Excerpts from an interface dataset
↓

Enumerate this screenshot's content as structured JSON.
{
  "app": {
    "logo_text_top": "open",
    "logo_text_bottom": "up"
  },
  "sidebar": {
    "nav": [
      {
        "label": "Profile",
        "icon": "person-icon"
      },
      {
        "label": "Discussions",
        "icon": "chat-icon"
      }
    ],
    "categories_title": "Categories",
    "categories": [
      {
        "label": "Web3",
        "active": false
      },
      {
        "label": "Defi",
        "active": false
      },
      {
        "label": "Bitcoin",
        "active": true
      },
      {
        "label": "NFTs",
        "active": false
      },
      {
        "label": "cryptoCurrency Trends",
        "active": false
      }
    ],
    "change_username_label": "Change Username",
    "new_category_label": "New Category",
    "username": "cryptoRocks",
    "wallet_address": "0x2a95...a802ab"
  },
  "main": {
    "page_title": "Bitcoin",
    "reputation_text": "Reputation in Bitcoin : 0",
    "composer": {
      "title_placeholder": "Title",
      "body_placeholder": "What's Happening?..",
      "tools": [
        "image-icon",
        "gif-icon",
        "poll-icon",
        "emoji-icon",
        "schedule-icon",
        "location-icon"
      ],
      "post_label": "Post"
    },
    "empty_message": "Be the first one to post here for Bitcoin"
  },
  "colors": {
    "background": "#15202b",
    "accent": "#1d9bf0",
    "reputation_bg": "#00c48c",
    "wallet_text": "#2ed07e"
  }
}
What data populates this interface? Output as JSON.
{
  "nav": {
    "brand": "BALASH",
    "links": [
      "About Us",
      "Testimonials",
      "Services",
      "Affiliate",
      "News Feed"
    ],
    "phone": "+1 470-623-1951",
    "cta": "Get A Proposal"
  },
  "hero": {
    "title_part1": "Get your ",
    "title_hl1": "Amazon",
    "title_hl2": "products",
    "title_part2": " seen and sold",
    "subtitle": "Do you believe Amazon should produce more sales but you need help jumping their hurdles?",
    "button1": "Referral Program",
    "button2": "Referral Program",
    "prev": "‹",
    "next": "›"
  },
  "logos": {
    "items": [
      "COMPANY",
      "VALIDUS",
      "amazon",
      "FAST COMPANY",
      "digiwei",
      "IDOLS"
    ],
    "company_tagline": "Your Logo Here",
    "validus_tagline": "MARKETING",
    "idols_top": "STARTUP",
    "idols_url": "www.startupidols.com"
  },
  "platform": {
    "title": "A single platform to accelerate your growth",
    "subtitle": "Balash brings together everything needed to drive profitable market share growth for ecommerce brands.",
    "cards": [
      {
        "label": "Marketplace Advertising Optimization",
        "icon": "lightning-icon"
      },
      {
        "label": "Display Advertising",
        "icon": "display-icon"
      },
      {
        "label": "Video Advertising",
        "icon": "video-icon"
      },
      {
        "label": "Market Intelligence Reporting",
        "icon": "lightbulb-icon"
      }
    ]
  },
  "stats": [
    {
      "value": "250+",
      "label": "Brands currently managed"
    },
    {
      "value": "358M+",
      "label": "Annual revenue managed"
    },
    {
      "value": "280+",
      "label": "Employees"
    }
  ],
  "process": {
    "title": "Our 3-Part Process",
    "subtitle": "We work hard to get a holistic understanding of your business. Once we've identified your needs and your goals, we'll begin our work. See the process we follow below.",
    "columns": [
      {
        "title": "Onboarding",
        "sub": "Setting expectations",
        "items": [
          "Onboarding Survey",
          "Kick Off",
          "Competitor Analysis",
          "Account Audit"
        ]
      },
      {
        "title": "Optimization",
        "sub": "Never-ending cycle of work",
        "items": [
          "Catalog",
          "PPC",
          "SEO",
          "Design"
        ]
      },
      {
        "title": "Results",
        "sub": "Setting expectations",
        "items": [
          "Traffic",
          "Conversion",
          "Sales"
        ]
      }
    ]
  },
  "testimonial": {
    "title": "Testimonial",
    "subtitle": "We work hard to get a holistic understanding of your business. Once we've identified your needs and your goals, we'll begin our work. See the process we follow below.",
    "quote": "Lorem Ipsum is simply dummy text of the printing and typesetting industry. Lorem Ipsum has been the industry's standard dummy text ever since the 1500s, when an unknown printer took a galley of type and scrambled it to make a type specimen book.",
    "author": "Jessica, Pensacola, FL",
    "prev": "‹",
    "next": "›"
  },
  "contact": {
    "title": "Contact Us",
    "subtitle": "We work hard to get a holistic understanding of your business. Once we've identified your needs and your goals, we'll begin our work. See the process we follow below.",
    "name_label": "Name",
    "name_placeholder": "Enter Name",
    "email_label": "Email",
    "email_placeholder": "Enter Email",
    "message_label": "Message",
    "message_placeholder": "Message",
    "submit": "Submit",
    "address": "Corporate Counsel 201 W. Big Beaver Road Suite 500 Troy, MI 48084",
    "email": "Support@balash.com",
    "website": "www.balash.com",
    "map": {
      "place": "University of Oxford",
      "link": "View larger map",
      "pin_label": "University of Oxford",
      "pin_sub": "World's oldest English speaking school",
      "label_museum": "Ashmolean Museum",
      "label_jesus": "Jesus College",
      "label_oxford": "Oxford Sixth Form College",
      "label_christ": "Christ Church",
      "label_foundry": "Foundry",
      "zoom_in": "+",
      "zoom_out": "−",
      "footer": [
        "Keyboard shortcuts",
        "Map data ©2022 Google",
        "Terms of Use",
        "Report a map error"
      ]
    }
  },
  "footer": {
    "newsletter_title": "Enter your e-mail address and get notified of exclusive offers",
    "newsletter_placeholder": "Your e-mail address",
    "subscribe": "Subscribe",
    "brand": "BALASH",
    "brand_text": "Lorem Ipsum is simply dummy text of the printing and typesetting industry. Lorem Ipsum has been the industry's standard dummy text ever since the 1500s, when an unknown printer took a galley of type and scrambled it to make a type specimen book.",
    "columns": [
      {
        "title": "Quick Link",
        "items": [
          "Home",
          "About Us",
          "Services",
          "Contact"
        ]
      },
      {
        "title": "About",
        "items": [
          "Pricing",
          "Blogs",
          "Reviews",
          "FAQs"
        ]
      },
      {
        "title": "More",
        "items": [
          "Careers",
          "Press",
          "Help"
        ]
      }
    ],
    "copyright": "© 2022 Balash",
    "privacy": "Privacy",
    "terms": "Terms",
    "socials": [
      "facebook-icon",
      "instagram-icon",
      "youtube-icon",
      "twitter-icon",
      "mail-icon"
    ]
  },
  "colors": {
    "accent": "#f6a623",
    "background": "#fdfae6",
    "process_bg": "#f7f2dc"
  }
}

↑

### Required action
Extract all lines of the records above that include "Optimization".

### Reply
        "label": "Marketplace Advertising Optimization",
        "title": "Optimization",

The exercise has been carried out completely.